Reason and Faith on the 500th Anniversary of the Reformation
Hosted by Central College
October 13-14, 2017
Registration deadline: September 20
Schedule: Approximately 8 a.m. Friday, October 13 to 5 p.m. Saturday, October 14
As we approach the 500th anniversary of Luther’s posting of his 95 theses on the door of the castle church at Wittenberg, the Lilly Fellows Program has generously contributed in support of a regional conference to bring together scholars and educators from a variety of Christian traditions to discuss the relation of reason and faith as it is understood in both the academy and Church in the wake of the Reformation. Along with our five keynote speakers, we invite scholarly participation in the form of paper presentations from a range of disciplinary perspectives, historical, theological, philosophical and literary. Papers should focus on an aspect of the relation between faith and reason as it pertains to the Protestant Reformation or the Counter-Reformation, either historically or in its consequences, especially pertaining to education.
Although the relation between faith and reason was not the only defining topic of the Protestant Reformation and the subsequent Counter-Reformation, it is one point of access into the labyrinth of a theological and political movement that shaped Europe and the entire world as a result. Our conference has both a theoretical and a practical aim. The theoretical aim is the scholarly inquiry into the range of possible ways of relating faith and reason within the Protestant tradition and into the merit of such formulations. We are reminded of the formulations of two of the reformers regarding the nature of ‘reason’ with respect to religion. Luther says in his treatise To the Christian Nobility of the German Nation (1520):
“We must not start something by trusting in great power or human reason, even if all the power in the world were ours. For God cannot and will not suffer that a good work begin by relying upon one’s own power and reason. He dashes such works to the ground, they do no good at all.” (translated by Charles M. Jacobs and James Atkinson)
And Calvin says in the Institutes (1559):
“Profane men think that religion rests only on opinion, and, therefore, in order that they may not believe foolishly, or on slight grounds, they desire and insist that it be proved by reason that Moses and the prophets were divinely inspired. But I answer, that the testimony of the Spirit is superior to reason. For as God alone can properly bear witness to His own words, so these words will not obtain full credit in the hearts of men, until these words are sealed by the inward testimony of the Spirit.” (I.7.4, Pangle’s translation from the Latin text).

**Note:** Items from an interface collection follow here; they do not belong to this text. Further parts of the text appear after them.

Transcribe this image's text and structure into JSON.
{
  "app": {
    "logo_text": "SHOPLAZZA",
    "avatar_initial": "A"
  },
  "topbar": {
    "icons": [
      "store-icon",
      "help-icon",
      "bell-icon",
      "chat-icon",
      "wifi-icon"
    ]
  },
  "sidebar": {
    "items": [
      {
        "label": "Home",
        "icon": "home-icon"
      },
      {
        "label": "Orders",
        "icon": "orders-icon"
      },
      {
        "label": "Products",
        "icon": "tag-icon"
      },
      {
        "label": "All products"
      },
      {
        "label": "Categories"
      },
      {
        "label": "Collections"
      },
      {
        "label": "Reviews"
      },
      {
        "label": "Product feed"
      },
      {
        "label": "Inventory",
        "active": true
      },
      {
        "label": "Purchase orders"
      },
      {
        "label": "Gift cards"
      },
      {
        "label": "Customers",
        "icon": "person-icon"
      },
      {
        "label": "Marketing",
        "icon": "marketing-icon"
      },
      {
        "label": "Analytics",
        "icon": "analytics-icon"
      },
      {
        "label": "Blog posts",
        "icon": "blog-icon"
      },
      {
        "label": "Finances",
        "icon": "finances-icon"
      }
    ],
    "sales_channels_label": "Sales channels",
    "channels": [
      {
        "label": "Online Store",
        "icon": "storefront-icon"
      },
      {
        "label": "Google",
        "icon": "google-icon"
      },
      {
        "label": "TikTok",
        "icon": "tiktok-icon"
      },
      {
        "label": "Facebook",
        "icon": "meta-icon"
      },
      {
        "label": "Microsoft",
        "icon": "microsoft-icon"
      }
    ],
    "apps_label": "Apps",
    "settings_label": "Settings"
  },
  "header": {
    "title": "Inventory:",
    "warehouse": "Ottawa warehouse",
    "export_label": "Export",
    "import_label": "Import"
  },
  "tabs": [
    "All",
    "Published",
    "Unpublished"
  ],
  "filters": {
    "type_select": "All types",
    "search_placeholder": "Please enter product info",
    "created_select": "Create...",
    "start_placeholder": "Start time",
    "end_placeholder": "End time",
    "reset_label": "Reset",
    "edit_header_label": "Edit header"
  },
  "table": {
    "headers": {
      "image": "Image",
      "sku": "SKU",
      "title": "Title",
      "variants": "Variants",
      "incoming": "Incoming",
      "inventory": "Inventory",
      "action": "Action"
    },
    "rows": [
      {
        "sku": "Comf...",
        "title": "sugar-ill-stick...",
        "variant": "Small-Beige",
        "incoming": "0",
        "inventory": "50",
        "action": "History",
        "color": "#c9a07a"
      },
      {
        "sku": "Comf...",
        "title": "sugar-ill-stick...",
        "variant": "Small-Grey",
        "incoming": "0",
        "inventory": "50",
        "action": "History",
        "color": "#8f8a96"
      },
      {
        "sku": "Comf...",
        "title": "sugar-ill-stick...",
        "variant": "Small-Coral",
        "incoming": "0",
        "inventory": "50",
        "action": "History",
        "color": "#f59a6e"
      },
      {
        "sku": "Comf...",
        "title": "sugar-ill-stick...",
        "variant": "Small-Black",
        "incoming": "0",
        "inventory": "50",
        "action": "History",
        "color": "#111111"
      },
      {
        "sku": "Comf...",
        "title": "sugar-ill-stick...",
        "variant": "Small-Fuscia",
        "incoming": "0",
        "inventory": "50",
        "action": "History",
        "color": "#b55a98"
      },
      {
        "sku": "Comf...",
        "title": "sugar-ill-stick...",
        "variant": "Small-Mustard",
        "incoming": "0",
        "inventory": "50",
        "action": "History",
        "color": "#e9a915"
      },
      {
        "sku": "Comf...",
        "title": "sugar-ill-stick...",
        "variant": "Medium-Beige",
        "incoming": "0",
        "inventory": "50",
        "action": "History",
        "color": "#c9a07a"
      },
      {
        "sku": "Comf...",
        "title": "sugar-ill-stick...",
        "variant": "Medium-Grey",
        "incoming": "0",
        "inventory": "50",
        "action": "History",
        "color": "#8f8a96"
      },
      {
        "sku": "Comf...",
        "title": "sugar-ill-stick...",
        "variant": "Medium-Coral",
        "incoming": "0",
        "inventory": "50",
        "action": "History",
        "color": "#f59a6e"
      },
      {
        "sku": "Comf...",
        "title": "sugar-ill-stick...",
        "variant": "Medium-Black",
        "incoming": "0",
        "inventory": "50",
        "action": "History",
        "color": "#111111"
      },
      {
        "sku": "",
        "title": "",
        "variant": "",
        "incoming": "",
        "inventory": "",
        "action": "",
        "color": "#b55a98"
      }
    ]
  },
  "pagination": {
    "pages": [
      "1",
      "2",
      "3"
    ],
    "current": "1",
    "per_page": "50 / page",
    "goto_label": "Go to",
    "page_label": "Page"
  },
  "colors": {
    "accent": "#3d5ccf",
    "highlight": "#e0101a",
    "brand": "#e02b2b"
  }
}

The critique of reason may lead to a compartmentalization of faith and rational inquiry; on the other hand, attempts at integration risk the subversion of one by the other. To be sure, our inquiry will require us to define what ‘reason’ or ‘philosophy’ is. For example, the account of reason as it is articulated by Classical Philosophy in the writings of Plato and Aristotle is not the same as the account of reason as articulated by the writers of the Enlightenment, such as Descartes and Hobbes.

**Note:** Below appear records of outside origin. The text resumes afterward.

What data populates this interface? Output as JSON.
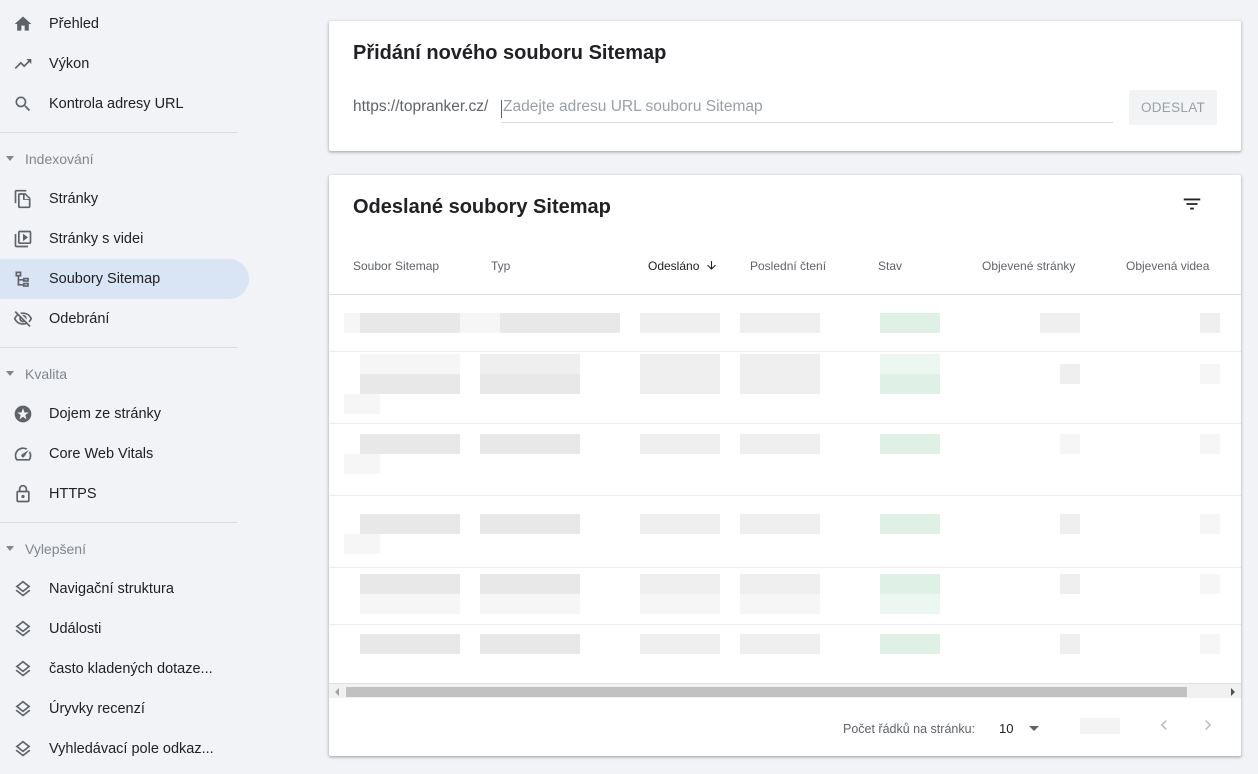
{
  "sidebar": {
    "top_items": [
      {
        "label": "Přehled",
        "icon": "home-icon"
      },
      {
        "label": "Výkon",
        "icon": "trending-up-icon"
      },
      {
        "label": "Kontrola adresy URL",
        "icon": "search-icon"
      }
    ],
    "sections": [
      {
        "title": "Indexování",
        "items": [
          {
            "label": "Stránky",
            "icon": "pages-icon"
          },
          {
            "label": "Stránky s videi",
            "icon": "video-pages-icon"
          },
          {
            "label": "Soubory Sitemap",
            "icon": "sitemap-icon",
            "active": true
          },
          {
            "label": "Odebrání",
            "icon": "eye-off-icon"
          }
        ]
      },
      {
        "title": "Kvalita",
        "items": [
          {
            "label": "Dojem ze stránky",
            "icon": "page-experience-icon"
          },
          {
            "label": "Core Web Vitals",
            "icon": "gauge-icon"
          },
          {
            "label": "HTTPS",
            "icon": "lock-icon"
          }
        ]
      },
      {
        "title": "Vylepšení",
        "items": [
          {
            "label": "Navigační struktura",
            "icon": "layers-icon"
          },
          {
            "label": "Události",
            "icon": "layers-icon"
          },
          {
            "label": "často kladených dotaze...",
            "icon": "layers-icon"
          },
          {
            "label": "Úryvky recenzí",
            "icon": "layers-icon"
          },
          {
            "label": "Vyhledávací pole odkaz...",
            "icon": "layers-icon"
          }
        ]
      }
    ]
  },
  "add_sitemap": {
    "title": "Přidání nového souboru Sitemap",
    "url_prefix": "https://topranker.cz/",
    "input_placeholder": "Zadejte adresu URL souboru Sitemap",
    "input_value": "",
    "submit_label": "ODESLAT"
  },
  "submitted": {
    "title": "Odeslané soubory Sitemap",
    "filter_icon": "filter-icon",
    "columns": [
      "Soubor Sitemap",
      "Typ",
      "Odesláno",
      "Poslední čtení",
      "Stav",
      "Objevené stránky",
      "Objevená videa"
    ],
    "sorted_column": "Odesláno",
    "sort_direction": "descending"
  },
  "pagination": {
    "rows_per_page_label": "Počet řádků na stránku:",
    "rows_per_page_value": "10"
  },
  "colors": {
    "active_nav_bg": "#d9e4f5",
    "status_green": "#dff1e7"
  }
}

The practical aim is to allow presenters to reflect on the relation of our Christian faith to academic disciplines of research and to our teaching. Do our Patristic and Medieval heritages as well as ongoing Reformation formulations need affirmation, correction or clarification in light of new circumstances? Graduate curricula and research programs are often so ubiquitously aimed at the experience of “otherness” and différence that faculty are not able to attend to the intellectual rigor needed to nourish the cultural continuity we have with Christian theology and Christian moral thought. Our aim with this conference is to focus on the intellectual development of faculty who can give leadership to our disciplines of research, to the formation of curricula of instruction, and to the education of our students; we seek to achieve an enriched sense of how Christian learning may contribute to our academic disciplines and vocations. Despite the ongoing climate of “value-free science” which often blurs off into postmodern relativism in many of our education institutions, there is still need to inquire whether intellectual and moral virtues are in opposition to or in support of one another.
Given the challenges of contemporary education, we think it germane and timely to bring together an ecumenical group of scholars, pastors and educators, in order to reflect on these topics. We are especially interested in papers devoted to hitherto unrecognized but significant areas of historical research, papers on particularly strong philosophical formulations and arguments, papers on theological arguments that, like Ockham’s razor, cut through years, even centuries, of unnecessary obfuscation and distraction, papers with refreshingly astute readings of primary sources, and papers offering literary criticism that cause us to wonder anew about religion and community. We do not know exactly what Luther, Zwingli, Cranmer, Calvin, Hooker, or Bucer would say five hundred years later of all which their writings caused – pure gold or too much wood, hay and stubble, or some mixture of these – and where in fact would St. Augustine or St. John the Evangelist be in all this? But this is why we have a topic and why we invite you to join us in October, with your papers, your presence and your conversation.
We encourage you to submit a title and a proposal of 250 words online on this website. Papers presentations will be thirty minutes in length with ten minutes for questions and answers. We anticipate that there will also be time during breaks and meals for further conversation. If you have any questions, please do not hesitate to contact us.